During the summer of 1965, the MFA together with the affiliated clubs decided not to play at the Stadium following an argument with the management over the distribution of gate-money. Following lengthy discussions, the MFA decided to transfer all football activities for season 1965/66 to Manoel Island Football Ground. Everything returned to normal during the summer of 1966 when a solution was found. Football started to be held at The Stadium again in season 1966/67.

During the 1970s the MFA was involved in a heated dispute with the Maltese government over the administration of the game. In an attempt to boost the local game the government started to organize football leagues at the Marsa Sports Ground without consulting the MFA. In the meantime the government officially inaugurated the newly built National Stadium (Ta' Qali) on 14 December 1980 leaving the MFA out of the celebrations. Finally both parties managed to reach an agreement during the month of November 1981 following lengthy discussions. Football was finally transferred to the newly built turf stadium of Ta' Qali. Sunday 29 November 1981 was the last time that The Stadium hosted a football match.[1]

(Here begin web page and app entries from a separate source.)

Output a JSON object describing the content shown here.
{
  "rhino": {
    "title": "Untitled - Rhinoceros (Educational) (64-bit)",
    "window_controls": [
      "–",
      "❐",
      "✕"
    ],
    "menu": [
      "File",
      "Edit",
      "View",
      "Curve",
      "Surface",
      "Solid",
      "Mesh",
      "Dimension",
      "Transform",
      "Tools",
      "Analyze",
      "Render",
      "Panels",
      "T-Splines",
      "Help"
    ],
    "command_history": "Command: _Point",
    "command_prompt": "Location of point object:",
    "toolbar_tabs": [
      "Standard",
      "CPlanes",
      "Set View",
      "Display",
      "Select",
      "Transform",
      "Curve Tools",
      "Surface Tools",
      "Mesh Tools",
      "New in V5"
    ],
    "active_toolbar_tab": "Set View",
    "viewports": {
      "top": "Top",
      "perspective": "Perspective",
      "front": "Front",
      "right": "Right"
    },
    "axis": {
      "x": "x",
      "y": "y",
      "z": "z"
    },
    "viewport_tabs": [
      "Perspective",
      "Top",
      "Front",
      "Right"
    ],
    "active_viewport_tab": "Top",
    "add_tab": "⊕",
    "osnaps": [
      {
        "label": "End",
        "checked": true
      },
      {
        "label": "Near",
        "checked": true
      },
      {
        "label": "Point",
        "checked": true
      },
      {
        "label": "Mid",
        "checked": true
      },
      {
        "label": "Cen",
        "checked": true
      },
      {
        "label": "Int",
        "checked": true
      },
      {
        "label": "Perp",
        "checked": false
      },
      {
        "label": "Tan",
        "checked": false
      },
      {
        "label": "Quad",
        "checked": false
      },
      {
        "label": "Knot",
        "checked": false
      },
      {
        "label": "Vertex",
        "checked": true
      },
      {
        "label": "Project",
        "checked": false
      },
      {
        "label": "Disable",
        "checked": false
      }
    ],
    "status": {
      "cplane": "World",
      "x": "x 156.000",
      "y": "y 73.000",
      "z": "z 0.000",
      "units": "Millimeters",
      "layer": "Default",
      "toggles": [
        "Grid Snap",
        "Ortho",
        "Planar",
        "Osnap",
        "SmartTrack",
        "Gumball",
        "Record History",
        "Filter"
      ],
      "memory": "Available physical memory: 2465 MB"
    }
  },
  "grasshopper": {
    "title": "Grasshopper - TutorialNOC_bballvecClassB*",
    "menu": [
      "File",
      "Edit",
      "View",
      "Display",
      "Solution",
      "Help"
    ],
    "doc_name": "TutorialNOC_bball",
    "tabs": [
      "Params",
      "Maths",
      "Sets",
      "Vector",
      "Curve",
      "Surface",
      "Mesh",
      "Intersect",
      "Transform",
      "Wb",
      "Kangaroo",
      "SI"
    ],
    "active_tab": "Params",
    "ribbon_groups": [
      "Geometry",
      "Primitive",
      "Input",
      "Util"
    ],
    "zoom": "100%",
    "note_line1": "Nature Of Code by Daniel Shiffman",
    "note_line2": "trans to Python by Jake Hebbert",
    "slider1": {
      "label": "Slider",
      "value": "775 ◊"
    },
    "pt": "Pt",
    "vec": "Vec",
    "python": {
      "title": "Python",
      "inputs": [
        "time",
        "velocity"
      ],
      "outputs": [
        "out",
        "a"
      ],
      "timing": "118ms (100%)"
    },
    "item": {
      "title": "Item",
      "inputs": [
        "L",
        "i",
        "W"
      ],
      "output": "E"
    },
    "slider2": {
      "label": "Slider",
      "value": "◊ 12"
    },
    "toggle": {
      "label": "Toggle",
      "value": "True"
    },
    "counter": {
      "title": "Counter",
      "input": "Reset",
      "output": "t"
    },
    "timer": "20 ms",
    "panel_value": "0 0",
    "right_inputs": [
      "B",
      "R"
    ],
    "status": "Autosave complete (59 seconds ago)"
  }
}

The area of the Stadium, which is owned by the heirs of Baron Testaferrata, is today valued at over 30 million euro.[3]

Further reading[edit]

  • Armstrong, Gary; Mitchell, Jon P. (2008). Global and Local Football: Politics and Europeanization on the Fringes of the EU. Routledge. pp. 30, 52–54. ISBN 9781134269198.

References[edit]

  1. ^ a b Baldacchino, Carmel (10 April 2008). "Gates close at Gzira ground after 60 years". The Times of Malta.
  2. ^ "History of the Malta Football Association". Malta Football Association. Archived from the original on 27 September 2011. Retrieved 28 July 2011.
  3. ^ Malta Today

External links[edit]